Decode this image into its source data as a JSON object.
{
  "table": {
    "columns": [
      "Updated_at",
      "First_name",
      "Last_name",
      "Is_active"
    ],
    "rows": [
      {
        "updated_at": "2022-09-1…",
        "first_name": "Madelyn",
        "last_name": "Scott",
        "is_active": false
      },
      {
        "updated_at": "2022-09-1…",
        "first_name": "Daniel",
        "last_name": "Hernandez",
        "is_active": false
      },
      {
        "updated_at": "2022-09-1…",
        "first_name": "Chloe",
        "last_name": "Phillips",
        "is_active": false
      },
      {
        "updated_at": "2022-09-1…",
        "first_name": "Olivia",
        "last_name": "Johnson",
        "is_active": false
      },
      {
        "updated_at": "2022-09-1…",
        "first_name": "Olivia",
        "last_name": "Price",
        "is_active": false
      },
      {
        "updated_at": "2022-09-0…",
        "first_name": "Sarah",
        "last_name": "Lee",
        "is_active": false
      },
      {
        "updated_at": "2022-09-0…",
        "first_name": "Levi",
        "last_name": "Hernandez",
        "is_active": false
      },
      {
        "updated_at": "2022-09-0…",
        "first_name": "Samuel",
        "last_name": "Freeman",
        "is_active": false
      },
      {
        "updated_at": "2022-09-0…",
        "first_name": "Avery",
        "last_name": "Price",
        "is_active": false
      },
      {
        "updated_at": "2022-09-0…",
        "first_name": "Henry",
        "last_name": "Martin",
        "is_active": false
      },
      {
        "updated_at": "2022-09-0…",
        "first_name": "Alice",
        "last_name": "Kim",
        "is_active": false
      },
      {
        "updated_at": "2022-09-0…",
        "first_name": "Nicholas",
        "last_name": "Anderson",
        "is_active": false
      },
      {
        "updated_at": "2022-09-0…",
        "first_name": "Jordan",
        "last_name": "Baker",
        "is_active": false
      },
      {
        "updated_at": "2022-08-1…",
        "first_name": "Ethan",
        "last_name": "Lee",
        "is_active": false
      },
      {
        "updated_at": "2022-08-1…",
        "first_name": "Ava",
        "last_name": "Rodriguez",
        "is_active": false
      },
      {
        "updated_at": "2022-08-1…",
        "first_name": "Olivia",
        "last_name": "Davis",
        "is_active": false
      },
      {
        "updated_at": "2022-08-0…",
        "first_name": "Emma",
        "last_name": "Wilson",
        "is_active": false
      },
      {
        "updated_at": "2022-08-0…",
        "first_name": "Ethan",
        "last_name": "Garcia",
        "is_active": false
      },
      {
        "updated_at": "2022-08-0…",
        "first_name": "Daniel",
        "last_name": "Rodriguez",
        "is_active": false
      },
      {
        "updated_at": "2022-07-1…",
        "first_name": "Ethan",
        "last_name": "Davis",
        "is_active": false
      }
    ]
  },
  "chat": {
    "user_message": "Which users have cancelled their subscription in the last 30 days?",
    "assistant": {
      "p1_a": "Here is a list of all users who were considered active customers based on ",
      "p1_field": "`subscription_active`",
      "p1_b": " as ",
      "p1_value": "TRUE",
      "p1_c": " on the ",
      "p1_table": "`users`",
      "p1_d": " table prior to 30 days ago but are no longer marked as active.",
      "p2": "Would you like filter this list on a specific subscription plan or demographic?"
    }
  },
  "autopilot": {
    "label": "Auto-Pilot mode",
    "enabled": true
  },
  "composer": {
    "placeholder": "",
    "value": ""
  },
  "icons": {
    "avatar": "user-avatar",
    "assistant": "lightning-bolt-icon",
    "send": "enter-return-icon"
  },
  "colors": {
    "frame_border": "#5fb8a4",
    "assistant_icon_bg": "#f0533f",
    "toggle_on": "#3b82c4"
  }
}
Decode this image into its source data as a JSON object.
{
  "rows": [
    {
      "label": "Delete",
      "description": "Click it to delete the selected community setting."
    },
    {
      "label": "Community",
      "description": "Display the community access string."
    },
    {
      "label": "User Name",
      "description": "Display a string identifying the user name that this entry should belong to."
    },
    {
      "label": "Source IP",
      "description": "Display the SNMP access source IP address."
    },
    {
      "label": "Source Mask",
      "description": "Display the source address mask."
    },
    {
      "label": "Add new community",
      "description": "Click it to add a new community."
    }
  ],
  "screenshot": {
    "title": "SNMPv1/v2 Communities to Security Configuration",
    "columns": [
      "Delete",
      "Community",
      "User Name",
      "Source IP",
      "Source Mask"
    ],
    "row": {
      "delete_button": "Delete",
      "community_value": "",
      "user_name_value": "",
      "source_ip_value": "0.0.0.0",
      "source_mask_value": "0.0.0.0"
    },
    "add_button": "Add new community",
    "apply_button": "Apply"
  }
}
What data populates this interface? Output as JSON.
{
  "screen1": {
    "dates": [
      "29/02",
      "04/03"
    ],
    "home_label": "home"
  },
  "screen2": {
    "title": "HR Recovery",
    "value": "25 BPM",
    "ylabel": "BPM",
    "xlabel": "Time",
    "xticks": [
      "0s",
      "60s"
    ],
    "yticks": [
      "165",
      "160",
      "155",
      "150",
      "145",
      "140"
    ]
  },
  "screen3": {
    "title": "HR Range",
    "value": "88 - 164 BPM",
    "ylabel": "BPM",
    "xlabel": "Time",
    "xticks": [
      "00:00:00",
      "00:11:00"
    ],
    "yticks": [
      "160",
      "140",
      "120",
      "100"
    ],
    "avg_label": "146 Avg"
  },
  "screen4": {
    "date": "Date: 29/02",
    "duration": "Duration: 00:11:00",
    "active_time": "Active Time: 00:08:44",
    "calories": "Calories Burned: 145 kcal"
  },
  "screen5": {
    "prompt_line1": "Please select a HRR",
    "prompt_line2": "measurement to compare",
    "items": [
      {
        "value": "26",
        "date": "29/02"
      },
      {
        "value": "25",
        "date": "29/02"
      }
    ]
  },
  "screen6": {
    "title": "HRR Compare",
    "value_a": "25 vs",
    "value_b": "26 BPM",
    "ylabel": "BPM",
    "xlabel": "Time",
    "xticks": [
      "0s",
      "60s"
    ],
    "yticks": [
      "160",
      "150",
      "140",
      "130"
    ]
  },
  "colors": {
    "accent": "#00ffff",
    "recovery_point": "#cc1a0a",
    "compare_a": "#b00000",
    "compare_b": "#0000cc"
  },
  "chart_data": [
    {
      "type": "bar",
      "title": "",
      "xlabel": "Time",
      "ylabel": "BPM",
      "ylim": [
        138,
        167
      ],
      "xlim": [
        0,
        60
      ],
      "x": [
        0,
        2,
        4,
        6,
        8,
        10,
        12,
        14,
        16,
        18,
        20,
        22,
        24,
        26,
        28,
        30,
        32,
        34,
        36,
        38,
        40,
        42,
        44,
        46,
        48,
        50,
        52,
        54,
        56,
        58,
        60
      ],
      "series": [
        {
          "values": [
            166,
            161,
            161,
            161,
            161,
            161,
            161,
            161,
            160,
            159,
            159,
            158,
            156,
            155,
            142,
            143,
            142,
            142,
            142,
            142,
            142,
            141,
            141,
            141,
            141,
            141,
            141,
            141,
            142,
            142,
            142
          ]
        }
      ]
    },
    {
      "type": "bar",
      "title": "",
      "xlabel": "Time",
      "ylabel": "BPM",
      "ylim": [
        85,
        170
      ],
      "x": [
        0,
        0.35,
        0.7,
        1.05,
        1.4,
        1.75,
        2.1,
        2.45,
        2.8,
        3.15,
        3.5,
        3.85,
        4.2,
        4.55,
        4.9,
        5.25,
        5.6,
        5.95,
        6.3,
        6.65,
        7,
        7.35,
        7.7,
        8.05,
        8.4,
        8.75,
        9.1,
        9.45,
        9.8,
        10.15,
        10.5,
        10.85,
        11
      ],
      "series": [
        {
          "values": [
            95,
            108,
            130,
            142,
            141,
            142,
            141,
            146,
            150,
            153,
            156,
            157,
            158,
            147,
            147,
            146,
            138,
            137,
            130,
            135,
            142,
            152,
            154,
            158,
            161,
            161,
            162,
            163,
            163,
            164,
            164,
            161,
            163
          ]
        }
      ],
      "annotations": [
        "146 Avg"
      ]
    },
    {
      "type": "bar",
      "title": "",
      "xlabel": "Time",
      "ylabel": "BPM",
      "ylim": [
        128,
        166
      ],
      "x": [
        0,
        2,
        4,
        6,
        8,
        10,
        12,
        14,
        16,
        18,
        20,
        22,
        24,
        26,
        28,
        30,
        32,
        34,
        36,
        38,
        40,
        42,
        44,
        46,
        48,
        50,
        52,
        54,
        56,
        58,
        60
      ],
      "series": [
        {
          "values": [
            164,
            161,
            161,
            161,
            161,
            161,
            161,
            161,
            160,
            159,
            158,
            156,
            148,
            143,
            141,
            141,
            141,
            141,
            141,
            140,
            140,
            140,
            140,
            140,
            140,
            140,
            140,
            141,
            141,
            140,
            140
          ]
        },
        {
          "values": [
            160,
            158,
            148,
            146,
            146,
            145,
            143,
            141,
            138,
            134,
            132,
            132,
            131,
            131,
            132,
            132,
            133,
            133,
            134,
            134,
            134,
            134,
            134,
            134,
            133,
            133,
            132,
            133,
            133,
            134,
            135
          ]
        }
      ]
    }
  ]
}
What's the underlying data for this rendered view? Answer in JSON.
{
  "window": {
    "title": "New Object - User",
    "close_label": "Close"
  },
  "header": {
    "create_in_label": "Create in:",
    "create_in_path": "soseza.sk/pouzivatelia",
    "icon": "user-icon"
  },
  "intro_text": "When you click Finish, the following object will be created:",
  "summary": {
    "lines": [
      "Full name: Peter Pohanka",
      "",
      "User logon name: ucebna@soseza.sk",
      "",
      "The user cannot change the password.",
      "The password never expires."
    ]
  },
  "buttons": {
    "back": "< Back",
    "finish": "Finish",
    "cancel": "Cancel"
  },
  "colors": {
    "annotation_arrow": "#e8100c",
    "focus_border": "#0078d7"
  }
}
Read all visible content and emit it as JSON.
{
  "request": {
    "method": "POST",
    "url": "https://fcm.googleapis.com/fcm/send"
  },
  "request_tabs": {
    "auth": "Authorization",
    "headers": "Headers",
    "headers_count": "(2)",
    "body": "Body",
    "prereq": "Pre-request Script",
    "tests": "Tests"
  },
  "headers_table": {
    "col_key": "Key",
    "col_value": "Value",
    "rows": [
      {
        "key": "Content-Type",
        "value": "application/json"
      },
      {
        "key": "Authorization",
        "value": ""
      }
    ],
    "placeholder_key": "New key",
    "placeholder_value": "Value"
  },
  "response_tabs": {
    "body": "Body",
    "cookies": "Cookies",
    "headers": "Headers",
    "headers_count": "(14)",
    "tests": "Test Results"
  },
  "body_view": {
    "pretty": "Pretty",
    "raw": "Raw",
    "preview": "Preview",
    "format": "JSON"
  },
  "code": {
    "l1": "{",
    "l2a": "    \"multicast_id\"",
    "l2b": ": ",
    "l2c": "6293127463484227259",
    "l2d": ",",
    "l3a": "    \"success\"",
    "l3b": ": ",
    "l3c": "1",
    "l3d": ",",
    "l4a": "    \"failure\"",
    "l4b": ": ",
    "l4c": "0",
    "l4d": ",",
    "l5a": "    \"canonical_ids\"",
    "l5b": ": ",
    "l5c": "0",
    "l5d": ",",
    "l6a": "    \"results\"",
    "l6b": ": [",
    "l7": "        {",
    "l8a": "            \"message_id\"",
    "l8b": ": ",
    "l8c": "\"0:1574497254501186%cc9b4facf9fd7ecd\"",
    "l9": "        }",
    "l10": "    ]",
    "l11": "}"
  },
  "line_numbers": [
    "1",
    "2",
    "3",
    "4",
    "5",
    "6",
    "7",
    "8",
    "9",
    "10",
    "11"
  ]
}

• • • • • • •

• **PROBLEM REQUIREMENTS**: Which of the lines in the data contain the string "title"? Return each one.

• **RESPONSE TO THE TASK**:
    "title": "SNMPv1/v2 Communities to Security Configuration",
    "title": "HR Recovery",
    "title": "HR Range",
    "title": "HRR Compare",
      "title": "",
      "title": "",
      "title": "",
    "title": "New Object - User",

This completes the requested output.